That some of the eleven steps were not previously employed in this art is not enough—standing alone—to confer patent eligibility upon the claims at issue.
While the Supreme Court has held that the machine-or-transformation test is not the sole test governing § 101 analyses, that test can provide a “useful clue” in the second step of the Alice framework. A claimed process can be patent-eligible under § 101 if: “(1) it is tied to a particular machine or apparatus, or (2) it transforms a particular article into a different state or thing.” The claims of the ’545 patent, however, are not tied to any particular novel machine or apparatus, only a general purpose computer. As we have previously held, the Internet is not sufficient to save the patent under the machine prong of the machine-or-transformation test. It is a ubiquitous information-transmitting medium, not a novel machine. And adding a computer to otherwise conventional steps does not make an invention patent-eligible. Any transformation from the use of computers or the transfer of content between computers is merely what computers do and does not change the analysis. Although the preamble of claim 1 also requires a facilitator, the specification makes clear that the facilitator can be a person and not a machine. Thus, nowhere does the ’545 patent tie the claims to a novel machine. The claims of the ’545 patent also fail to satisfy the transformation prong of the machine-or-transformation test. The method as claimed refers to a transaction involving the grant of permission and viewing of an advertisement by the consumer, the grant of access by the content provider, and the exchange of money between the sponsor and the content provider. These manipulations of “public or private legal obligations or relationships, business risks, or other such abstractions cannot meet the test because they are not physical objects or substances, and they are not representative of physical objects or substances.” We therefore hold that the claims of the ’545 patent do not transform any article to a different state or thing. While this test is not conclusive, it is a further reason why claim 1 of the ’545 patent does not contain anything more than conventional steps relating to using advertising as a currency.
The majority panel here was written by Judge Lourie and joined by Judge O’Malley. Judge Mayer (who replaced Judge Rader on the panel) wrote in concurrence to emphasize the following three points:
First, whether claims meet the demands of 35 U.S.C. § 101 is a threshold question, one that must be addressed at the outset of litigation. Second, no presumption of eligibility attends the section 101 inquiry. Third, Alice Corporation v. CLS Bank International, for all intents and purposes, set out a technological arts test for patent eligibility.
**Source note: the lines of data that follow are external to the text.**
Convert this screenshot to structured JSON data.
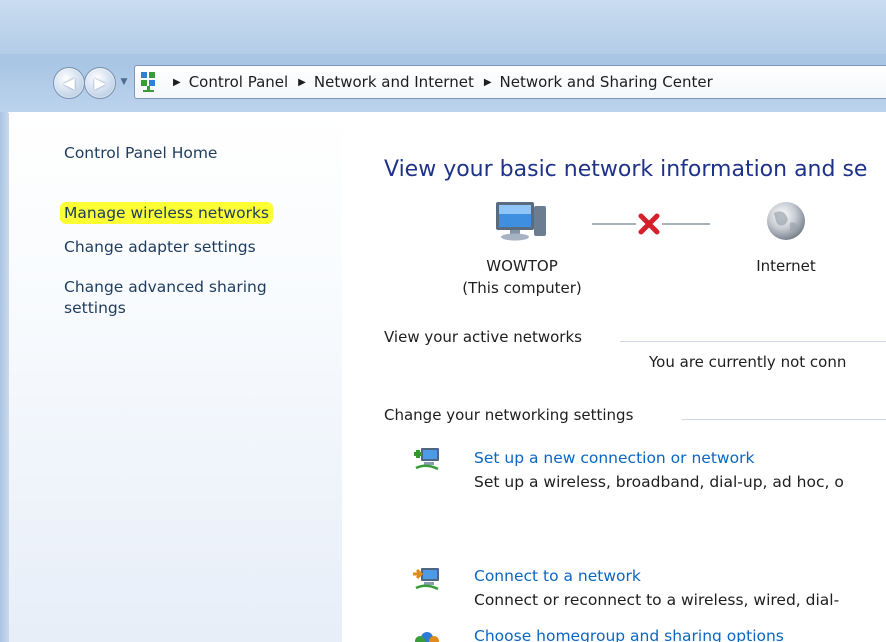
{
  "breadcrumb": {
    "items": [
      "Control Panel",
      "Network and Internet",
      "Network and Sharing Center"
    ]
  },
  "left_pane": {
    "home_link": "Control Panel Home",
    "links": [
      "Manage wireless networks",
      "Change adapter settings",
      "Change advanced sharing",
      "settings"
    ]
  },
  "main": {
    "title": "View your basic network information and se",
    "network_map": {
      "computer_name": "WOWTOP",
      "computer_caption": "(This computer)",
      "internet_label": "Internet",
      "connection_status_icon": "x-icon"
    },
    "active_networks": {
      "header": "View your active networks",
      "status_text": "You are currently not conn"
    },
    "networking_settings": {
      "header": "Change your networking settings",
      "tasks": [
        {
          "link": "Set up a new connection or network",
          "description": "Set up a wireless, broadband, dial-up, ad hoc, o"
        },
        {
          "link": "Connect to a network",
          "description": "Connect or reconnect to a wireless, wired, dial-"
        },
        {
          "link": "Choose homegroup and sharing options",
          "description": ""
        }
      ]
    }
  },
  "colors": {
    "highlight": "#fbff33",
    "link": "#0b66c2",
    "title": "#1e3287",
    "error_x": "#d4202a"
  }
}
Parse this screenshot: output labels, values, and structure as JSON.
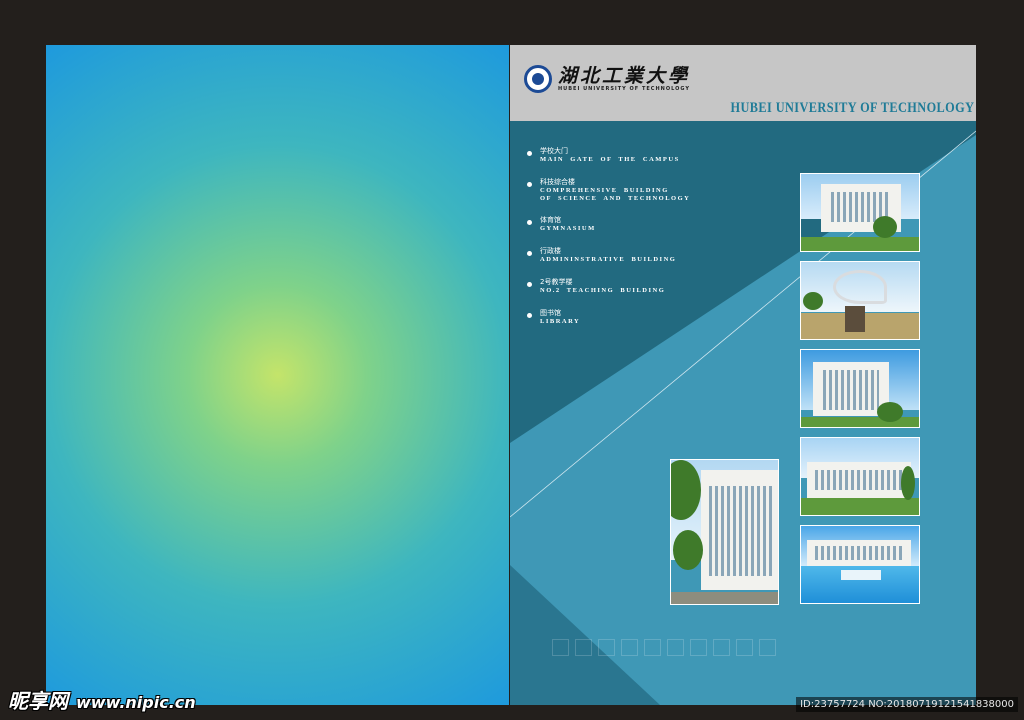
{
  "header": {
    "logo_cn": "湖北工業大學",
    "logo_en": "HUBEI UNIVERSITY OF TECHNOLOGY",
    "title": "HUBEI UNIVERSITY OF TECHNOLOGY"
  },
  "menu": {
    "items": [
      {
        "cn": "学校大门",
        "en": "MAIN  GATE  OF  THE  CAMPUS"
      },
      {
        "cn": "科技综合楼",
        "en": "COMPREHENSIVE  BUILDING\nOF  SCIENCE  AND  TECHNOLOGY"
      },
      {
        "cn": "体育馆",
        "en": "GYMNASIUM"
      },
      {
        "cn": "行政楼",
        "en": "ADMININSTRATIVE  BUILDING"
      },
      {
        "cn": "2号教学楼",
        "en": "NO.2  TEACHING  BUILDING"
      },
      {
        "cn": "图书馆",
        "en": "LIBRARY"
      }
    ]
  },
  "watermark": {
    "site_cn": "昵享网",
    "site_url": "www.nipic.cn",
    "id_text": "ID:23757724 NO:20180719121541838000"
  },
  "colors": {
    "background": "#231f1c",
    "right_panel": "#226a80",
    "accent_triangle": "#3f98b6",
    "header_band": "#c6c6c6",
    "title_blue": "#1f7b97"
  },
  "icons": {
    "logo": "university-seal-icon",
    "bullet": "bullet-dot-icon"
  }
}
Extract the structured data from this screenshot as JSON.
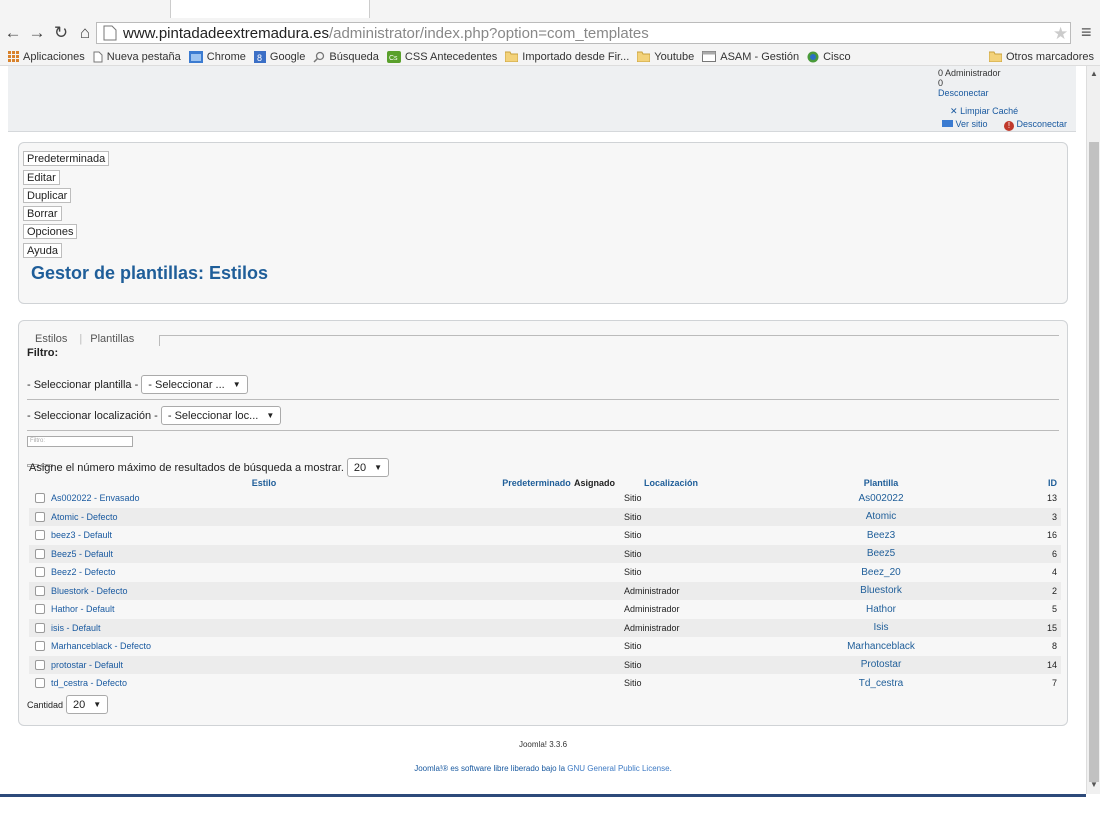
{
  "browser": {
    "url_host": "www.pintadadeextremadura.es",
    "url_path": "/administrator/index.php?option=com_templates",
    "bookmarks": [
      {
        "label": "Aplicaciones",
        "icon": "apps-grid-icon"
      },
      {
        "label": "Nueva pestaña",
        "icon": "page-icon"
      },
      {
        "label": "Chrome",
        "icon": "chrome-icon"
      },
      {
        "label": "Google",
        "icon": "google-icon"
      },
      {
        "label": "Búsqueda",
        "icon": "search-icon"
      },
      {
        "label": "CSS Antecedentes",
        "icon": "css-icon"
      },
      {
        "label": "Importado desde Fir...",
        "icon": "folder-icon"
      },
      {
        "label": "Youtube",
        "icon": "folder-icon"
      },
      {
        "label": "ASAM - Gestión",
        "icon": "window-icon"
      },
      {
        "label": "Cisco",
        "icon": "globe-icon"
      }
    ],
    "other_bookmarks": "Otros marcadores"
  },
  "header": {
    "user_line1": "0 Administrador",
    "user_line2": "0 ",
    "user_line3": "Desconectar",
    "clear_cache": "Limpiar Caché",
    "view_site": "Ver sitio",
    "logout": "Desconectar"
  },
  "toolbar": {
    "buttons": [
      "Predeterminada",
      "Editar",
      "Duplicar",
      "Borrar",
      "Opciones",
      "Ayuda"
    ],
    "title": "Gestor de plantillas: Estilos"
  },
  "main": {
    "tabs": [
      "Estilos",
      "Plantillas"
    ],
    "filter_label": "Filtro:",
    "template_filter_label": "- Seleccionar plantilla -",
    "template_filter_value": "- Seleccionar ...",
    "location_filter_label": "- Seleccionar localización -",
    "location_filter_value": "- Seleccionar loc...",
    "search_placeholder": "Filtro:",
    "limit_label": "Asigne el número máximo de resultados de búsqueda a mostrar.",
    "limit_value": "20",
    "columns": {
      "style": "Estilo",
      "default": "Predeterminado",
      "assigned": "Asignado",
      "location": "Localización",
      "template": "Plantilla",
      "id": "ID"
    },
    "rows": [
      {
        "style": "As002022 - Envasado",
        "location": "Sitio",
        "template": "As002022",
        "id": "13"
      },
      {
        "style": "Atomic - Defecto",
        "location": "Sitio",
        "template": "Atomic",
        "id": "3"
      },
      {
        "style": "beez3 - Default",
        "location": "Sitio",
        "template": "Beez3",
        "id": "16"
      },
      {
        "style": "Beez5 - Default",
        "location": "Sitio",
        "template": "Beez5",
        "id": "6"
      },
      {
        "style": "Beez2 - Defecto",
        "location": "Sitio",
        "template": "Beez_20",
        "id": "4"
      },
      {
        "style": "Bluestork - Defecto",
        "location": "Administrador",
        "template": "Bluestork",
        "id": "2"
      },
      {
        "style": "Hathor - Default",
        "location": "Administrador",
        "template": "Hathor",
        "id": "5"
      },
      {
        "style": "isis - Default",
        "location": "Administrador",
        "template": "Isis",
        "id": "15"
      },
      {
        "style": "Marhanceblack - Defecto",
        "location": "Sitio",
        "template": "Marhanceblack",
        "id": "8"
      },
      {
        "style": "protostar - Default",
        "location": "Sitio",
        "template": "Protostar",
        "id": "14"
      },
      {
        "style": "td_cestra - Defecto",
        "location": "Sitio",
        "template": "Td_cestra",
        "id": "7"
      }
    ],
    "quantity_label": "Cantidad",
    "quantity_value": "20"
  },
  "footer": {
    "version": "Joomla! 3.3.6",
    "license_prefix": "Joomla!® es software libre liberado bajo la",
    "license_link": "GNU General Public License",
    "license_suffix": "."
  },
  "colors": {
    "accent": "#1f5e99",
    "link": "#1a5aa0",
    "danger": "#c0392b"
  }
}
Although Judge Mayer’s conclusions here veer somewhat from the patent eligibility doctrine, he provides a roadmap for district courts to use the doctrine in deciding Section 101 cases going forward.